I still suggest using the timer, but also use a software flag to indicate whether the timer should be used for a softUART or the other purpose. If the the timer is running much slower than the baud rate, then use a register to count the number of timer interrupts at the baud rate and then branch to the other timer code after the proper interval has passed. If the timer is overflowing much faster than the baud rate, then try to increase the system clock speed to either 9.6MHz using the internal clock or an external clock that can run the Tiny13 up to 20+MHz. There should be enough system cycles to run the main program code and both timer routines at that high speed. If not or if the code gets too difficult to handle, by all means switch to a Mega48 with an internal UART.

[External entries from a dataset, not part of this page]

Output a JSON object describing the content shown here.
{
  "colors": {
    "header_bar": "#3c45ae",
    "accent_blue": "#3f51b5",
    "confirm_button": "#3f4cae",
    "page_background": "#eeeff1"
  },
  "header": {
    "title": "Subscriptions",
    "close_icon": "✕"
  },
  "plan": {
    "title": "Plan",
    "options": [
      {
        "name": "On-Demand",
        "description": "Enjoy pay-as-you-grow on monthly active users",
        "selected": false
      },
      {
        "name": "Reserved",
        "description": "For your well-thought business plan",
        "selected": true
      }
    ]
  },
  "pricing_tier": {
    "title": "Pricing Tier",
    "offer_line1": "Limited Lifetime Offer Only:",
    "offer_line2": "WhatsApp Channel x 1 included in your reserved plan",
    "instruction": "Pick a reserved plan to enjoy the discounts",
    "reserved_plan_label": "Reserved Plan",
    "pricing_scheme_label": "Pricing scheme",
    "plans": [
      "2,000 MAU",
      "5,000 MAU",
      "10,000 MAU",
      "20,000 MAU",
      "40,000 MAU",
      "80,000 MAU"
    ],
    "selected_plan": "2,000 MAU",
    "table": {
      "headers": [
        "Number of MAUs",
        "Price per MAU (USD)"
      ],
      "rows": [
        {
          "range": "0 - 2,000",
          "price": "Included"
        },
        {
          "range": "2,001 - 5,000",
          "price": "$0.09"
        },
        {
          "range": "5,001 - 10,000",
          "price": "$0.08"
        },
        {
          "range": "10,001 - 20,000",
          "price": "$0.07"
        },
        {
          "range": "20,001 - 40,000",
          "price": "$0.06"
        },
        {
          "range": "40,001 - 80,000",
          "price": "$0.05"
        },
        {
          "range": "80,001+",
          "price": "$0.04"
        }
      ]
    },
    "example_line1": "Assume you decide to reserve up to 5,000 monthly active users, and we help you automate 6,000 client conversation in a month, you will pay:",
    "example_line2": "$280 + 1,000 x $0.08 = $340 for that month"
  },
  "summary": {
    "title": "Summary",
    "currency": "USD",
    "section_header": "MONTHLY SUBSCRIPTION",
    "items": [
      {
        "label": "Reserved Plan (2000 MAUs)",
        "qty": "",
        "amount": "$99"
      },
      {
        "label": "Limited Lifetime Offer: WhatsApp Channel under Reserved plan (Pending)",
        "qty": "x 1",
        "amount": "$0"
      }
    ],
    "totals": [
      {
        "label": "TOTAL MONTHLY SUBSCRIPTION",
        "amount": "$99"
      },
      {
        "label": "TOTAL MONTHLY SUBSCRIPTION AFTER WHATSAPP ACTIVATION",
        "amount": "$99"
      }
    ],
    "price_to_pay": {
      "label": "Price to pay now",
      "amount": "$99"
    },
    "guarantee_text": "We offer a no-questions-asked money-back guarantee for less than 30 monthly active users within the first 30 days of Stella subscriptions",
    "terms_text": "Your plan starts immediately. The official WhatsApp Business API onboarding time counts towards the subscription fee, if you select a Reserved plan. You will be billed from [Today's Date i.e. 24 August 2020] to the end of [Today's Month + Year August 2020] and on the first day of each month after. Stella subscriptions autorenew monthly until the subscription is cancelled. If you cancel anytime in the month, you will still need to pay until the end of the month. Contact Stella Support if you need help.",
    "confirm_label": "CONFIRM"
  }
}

A lot of UART code will 'lock up' the main code by polling the UDRE bit when the UART is transmitting. Try to avoid this by implementing a queue for the data bytes being transmitted and having the UDRIE interrupt read the queue after each byte has finished tranmitting from the UART. For example, avoid this construction:
SendUART: sbis UCSR, UDRE
rjmp SendUART
out UDR, TransmitByteReg
ret
Doing a call to subroutine SendUART will spend all of the CPU time polling the UART data_ready bit when there are multiple bytes to send. The main program will be locked up until all of the bytes are sent. A UDRIE interrupt queue is more difficult to code, but it allows the main program to run while the UART is running in the background.

The USI found on the Tiny45, Tiny26, and others in nearly useless for RS232 serial transmissions. First the bit order is backwards. USI transmits MSB first and RS232 has LSB first. Then the USI does not have start or stop bits implemented. This requires writing a complicated interrupt routine for the USI in order to avoid the polling delay described above. The USI section of the data sheet is already difficult to understand without trying to make the USI jump through UART hoops. Plus the USI uses a timer to create the baud rate. The Tiny45 and others have multiple timers, while the Tiny13 has only one. The USI is good for blasting 8 bits of serial data along with 8 clock pulses in and out of the CPU at high rates of speed. It is not well-suited for asyncronous serial formats such as RS-232. The Tiny45 should have a USART also, but it doesn't probably due to lack of silicon space. The industry is going away from RS-232 and to USB. This also will reduce the use of UARTs in future AVRs.